Items from an interface collection:
┄┄┄┄┄┄
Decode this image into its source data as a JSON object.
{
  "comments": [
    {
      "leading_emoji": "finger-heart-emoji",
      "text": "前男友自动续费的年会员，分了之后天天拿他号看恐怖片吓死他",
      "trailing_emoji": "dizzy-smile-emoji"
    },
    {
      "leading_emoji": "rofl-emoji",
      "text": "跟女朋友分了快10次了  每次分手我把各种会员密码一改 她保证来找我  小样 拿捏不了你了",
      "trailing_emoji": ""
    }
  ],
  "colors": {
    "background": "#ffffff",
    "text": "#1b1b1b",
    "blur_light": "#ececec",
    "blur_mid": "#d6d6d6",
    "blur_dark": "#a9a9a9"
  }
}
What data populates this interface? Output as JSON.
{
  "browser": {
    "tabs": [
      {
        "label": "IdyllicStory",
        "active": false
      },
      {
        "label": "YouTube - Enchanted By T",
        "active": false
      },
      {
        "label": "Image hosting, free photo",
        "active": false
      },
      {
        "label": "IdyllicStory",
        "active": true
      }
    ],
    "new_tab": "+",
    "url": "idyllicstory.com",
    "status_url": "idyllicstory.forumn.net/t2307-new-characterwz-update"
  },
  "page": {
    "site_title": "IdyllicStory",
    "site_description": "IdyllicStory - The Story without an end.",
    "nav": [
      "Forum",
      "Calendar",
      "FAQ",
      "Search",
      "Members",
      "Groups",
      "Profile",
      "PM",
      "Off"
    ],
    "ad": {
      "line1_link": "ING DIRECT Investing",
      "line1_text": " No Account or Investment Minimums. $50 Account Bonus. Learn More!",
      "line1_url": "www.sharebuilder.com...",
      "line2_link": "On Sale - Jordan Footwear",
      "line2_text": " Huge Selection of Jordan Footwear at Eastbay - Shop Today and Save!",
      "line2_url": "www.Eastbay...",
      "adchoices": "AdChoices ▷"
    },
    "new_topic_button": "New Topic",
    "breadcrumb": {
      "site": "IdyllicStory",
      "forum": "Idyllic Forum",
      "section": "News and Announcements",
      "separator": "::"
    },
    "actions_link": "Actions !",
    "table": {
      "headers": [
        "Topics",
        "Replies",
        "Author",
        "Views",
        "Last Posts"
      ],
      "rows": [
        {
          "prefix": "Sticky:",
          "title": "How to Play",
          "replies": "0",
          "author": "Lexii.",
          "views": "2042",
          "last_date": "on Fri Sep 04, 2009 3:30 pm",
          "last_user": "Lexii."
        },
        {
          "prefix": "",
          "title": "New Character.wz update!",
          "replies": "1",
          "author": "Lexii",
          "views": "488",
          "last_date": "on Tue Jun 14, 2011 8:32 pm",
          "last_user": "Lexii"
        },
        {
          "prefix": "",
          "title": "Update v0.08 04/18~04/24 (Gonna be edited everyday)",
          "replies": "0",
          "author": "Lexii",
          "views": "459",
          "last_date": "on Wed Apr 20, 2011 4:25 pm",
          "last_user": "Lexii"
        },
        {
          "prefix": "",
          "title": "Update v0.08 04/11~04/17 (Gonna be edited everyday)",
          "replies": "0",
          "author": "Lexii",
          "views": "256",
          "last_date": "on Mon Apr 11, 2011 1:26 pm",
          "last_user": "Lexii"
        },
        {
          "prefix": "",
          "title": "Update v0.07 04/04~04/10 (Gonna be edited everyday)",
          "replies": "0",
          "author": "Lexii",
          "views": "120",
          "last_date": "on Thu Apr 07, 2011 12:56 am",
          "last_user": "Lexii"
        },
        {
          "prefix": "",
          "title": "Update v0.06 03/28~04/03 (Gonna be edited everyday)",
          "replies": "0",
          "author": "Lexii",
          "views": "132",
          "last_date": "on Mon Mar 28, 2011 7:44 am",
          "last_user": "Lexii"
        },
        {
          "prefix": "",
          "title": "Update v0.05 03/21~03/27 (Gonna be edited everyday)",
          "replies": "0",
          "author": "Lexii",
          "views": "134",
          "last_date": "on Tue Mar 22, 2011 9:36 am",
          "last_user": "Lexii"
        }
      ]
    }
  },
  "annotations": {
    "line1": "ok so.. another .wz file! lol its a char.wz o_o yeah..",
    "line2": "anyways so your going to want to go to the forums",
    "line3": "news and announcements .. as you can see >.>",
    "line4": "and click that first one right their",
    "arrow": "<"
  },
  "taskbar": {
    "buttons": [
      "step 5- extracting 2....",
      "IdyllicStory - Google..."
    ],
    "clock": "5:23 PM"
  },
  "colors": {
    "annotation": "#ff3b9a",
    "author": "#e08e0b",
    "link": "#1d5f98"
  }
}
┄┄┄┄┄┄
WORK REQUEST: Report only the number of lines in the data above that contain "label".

RESPONSE BELOW: 4